- WHAT YOU ARE ASKED TO DO: Scan the entries that follow for the word "selected", then report every line in which it appears.

Segment Start: DATA FOR PROCESSING

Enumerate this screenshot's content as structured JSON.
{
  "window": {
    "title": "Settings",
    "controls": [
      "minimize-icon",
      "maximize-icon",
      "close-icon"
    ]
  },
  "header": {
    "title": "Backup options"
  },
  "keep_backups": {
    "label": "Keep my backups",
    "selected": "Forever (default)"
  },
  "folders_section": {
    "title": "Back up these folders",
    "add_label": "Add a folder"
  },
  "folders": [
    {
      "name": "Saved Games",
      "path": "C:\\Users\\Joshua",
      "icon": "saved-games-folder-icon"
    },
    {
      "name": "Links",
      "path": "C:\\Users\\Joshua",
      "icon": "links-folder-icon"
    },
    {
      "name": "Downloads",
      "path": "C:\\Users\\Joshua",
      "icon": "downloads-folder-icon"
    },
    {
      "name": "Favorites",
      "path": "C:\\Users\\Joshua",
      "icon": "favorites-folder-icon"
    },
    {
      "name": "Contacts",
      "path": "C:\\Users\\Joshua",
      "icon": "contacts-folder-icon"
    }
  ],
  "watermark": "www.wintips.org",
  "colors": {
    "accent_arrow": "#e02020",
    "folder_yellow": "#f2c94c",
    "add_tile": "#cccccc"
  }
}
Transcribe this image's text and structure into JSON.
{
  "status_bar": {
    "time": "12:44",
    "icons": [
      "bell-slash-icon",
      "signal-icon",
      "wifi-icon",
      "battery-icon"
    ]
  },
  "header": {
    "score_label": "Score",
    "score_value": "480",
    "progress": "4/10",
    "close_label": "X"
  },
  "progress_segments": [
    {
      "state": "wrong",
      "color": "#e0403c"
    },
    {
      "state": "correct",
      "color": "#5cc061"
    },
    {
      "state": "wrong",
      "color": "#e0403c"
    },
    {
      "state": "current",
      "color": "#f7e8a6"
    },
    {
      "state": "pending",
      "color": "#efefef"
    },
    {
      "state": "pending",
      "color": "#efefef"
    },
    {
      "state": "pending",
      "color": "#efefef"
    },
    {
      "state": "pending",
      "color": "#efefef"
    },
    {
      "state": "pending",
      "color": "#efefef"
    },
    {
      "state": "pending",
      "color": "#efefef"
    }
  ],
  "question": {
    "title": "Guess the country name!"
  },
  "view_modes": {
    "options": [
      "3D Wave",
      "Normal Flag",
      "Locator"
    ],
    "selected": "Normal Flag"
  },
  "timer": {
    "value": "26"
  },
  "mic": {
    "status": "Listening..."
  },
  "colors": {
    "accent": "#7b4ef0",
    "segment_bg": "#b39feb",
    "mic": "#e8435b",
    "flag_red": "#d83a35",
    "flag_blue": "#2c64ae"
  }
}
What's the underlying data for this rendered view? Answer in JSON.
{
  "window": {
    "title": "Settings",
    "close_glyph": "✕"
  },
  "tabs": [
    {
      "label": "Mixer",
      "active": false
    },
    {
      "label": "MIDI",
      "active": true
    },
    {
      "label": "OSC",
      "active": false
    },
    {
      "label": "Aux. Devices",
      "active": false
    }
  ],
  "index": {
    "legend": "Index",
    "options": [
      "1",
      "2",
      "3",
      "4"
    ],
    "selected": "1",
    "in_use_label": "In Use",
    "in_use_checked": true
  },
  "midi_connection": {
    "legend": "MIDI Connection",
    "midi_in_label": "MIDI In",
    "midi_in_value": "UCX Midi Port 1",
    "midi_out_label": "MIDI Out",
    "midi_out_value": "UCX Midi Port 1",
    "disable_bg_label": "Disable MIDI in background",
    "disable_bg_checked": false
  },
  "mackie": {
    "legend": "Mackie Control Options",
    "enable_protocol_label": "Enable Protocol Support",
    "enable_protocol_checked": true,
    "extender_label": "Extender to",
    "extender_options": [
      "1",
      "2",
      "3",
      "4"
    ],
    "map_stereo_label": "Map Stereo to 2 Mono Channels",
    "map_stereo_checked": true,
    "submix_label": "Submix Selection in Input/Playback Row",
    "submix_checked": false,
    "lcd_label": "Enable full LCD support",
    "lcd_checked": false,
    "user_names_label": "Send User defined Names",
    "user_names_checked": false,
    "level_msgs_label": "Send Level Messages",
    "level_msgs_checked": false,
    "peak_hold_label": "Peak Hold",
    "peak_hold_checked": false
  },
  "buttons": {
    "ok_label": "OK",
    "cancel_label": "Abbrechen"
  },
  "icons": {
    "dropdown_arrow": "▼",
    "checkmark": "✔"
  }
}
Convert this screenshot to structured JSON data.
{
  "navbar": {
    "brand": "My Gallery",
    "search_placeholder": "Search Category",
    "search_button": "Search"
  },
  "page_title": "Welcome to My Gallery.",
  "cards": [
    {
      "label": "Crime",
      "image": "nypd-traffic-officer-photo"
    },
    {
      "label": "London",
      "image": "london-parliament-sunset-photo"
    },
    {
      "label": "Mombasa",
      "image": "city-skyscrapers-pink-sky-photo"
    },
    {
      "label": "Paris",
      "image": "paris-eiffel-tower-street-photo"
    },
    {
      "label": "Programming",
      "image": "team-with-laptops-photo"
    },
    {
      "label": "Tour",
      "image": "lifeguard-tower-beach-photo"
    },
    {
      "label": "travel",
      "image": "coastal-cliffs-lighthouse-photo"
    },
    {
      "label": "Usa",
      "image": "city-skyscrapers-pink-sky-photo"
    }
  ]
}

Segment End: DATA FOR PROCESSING

- FINISHED TASK:
    "selected": "Forever (default)"
    "selected": "Normal Flag"
    "selected": "1",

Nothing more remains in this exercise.